Obtaining a local driving license is a rite of passage for expatriates here. I would like to thank my wife for urging (not nagging) me to get this done. I am also thankful for the support of Ritsu and Art. They spent their time on me and gave me many helpful suggestions. I will be forever grateful! I am proud of my accomplishment and feel so relieved to be a legal driver again! I am looking forward to getting out to the best parts of Kansai and Japan.
Japan is the approximately the same size as California, but with three times as many people. Space is an issue in cities of Japan. In my neighborhood of Onoharanishi, which is one of the more expensive suburbs in Osaka where people have more space than the average Japanese dweller, space is still at a premium.

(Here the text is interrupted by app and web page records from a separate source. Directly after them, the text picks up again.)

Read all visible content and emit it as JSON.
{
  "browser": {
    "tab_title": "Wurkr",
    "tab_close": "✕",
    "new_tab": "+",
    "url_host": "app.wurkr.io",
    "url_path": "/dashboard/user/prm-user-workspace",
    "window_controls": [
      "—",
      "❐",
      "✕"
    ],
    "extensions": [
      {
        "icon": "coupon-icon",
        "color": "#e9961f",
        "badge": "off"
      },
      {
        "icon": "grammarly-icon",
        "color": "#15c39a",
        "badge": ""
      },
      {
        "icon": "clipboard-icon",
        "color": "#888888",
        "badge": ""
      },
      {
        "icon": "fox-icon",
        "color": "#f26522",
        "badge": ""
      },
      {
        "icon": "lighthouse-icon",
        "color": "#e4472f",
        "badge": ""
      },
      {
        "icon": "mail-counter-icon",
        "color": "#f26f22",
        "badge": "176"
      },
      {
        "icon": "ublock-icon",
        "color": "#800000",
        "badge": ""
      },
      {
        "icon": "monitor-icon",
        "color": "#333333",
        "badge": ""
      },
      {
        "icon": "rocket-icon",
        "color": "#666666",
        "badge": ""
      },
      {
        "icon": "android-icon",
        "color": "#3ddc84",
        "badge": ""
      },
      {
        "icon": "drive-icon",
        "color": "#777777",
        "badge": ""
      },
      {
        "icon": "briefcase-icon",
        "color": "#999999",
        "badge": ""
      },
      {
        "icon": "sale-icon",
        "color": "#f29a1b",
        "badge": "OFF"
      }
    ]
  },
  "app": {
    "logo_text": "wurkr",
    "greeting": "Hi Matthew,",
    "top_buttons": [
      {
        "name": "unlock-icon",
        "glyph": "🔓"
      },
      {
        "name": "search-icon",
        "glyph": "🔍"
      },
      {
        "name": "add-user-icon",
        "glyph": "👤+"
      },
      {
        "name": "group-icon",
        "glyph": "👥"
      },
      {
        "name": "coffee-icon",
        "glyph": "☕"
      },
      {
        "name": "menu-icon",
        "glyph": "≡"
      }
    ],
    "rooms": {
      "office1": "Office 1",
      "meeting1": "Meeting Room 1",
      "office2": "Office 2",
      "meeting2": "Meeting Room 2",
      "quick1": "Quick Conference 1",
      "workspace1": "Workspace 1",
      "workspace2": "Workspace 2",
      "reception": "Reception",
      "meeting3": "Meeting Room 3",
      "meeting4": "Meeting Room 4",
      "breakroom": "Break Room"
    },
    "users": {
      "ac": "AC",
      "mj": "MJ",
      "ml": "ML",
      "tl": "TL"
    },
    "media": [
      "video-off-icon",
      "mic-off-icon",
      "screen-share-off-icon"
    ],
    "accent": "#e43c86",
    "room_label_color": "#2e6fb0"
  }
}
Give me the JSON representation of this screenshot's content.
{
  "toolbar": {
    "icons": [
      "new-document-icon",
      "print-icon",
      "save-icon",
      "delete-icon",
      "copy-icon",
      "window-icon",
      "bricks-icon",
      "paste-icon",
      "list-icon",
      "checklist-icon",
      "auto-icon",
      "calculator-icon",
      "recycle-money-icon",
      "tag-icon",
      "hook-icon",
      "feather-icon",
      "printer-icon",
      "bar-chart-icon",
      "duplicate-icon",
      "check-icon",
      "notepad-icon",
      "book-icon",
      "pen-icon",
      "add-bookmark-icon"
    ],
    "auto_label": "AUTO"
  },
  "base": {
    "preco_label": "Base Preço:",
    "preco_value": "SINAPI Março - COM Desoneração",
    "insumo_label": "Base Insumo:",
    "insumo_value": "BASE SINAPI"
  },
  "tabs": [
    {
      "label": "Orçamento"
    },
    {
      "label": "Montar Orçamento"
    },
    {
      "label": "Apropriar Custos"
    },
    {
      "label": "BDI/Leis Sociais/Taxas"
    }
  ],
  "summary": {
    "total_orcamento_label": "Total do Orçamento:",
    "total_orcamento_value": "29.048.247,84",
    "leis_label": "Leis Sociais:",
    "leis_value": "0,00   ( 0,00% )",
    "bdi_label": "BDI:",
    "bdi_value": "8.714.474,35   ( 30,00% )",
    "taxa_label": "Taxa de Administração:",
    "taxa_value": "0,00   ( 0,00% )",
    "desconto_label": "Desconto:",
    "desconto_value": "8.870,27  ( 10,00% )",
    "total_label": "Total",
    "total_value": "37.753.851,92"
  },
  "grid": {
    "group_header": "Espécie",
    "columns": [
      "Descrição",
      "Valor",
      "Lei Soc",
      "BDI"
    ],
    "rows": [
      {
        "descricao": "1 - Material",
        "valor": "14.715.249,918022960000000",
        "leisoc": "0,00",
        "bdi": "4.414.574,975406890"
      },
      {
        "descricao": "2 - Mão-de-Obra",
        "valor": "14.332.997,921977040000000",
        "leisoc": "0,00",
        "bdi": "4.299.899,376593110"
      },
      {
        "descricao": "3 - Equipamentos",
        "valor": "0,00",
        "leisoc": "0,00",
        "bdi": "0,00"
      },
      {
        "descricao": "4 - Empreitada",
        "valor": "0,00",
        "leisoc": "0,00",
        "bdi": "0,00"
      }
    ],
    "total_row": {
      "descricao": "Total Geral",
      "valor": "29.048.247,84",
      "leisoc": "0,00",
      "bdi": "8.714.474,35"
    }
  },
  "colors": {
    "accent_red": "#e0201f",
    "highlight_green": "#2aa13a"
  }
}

This family solved the “we have two cars but only one parking spot” problem. Rotary parking systems are common in cities, especially the big parking garages downtown. They are so much more efficient use of space. I wanted to wait at this house until the owner wanted to drive the silver car to find out how it works. I think you would have to take out the bottom car and then lower the silver car.
Taxis here have automatic doors as you can see in this video. This is a good idea because it prevents people from having to open the door when carrying lots of bags or children. It also prevents damage to the door if clients slam the doors too hard. I also noticed it is only the left side door that opens automatically, which in Japan where people drive on the left side of the road, it is a safety measure. People cannot open the door into the street and must exit the taxi curbside.
One of my favorite holidays in Japan is the national “health and sports” day. It commemorates the opening day of the 1964 Tokyo Olympics . Two years later is was made a national holiday and is celebrated on the second Monday in October. The purpose of the day is to promote an active, healthy lifestyle. What a great idea! Every country should have a day like this. Most businesses are closed and the weather in mid-October is usually really nice which is conducive to doing something active outdoors.
Schools in Japan hold a sort of sports carnival on this day or a weekend close to it. As you can see in the photos in this post, Ocean and Oliver enjoyed our school’s sports day. They played water polo in the morning and field / athletic events in the afternoon. Owen participated in the middle school events, including winning the obstacle course. The day was marked by dance performances, picnics and music.
Thanks to Steve Lewis for the photos of my children being active!
An interesting side note, the 1964 Tokyo Olympics were held in October to avoid the rainy season and humid summers that are typical of the islands of Japan. The 2020 Olympics do not do this, starting July 24 and running until August 9.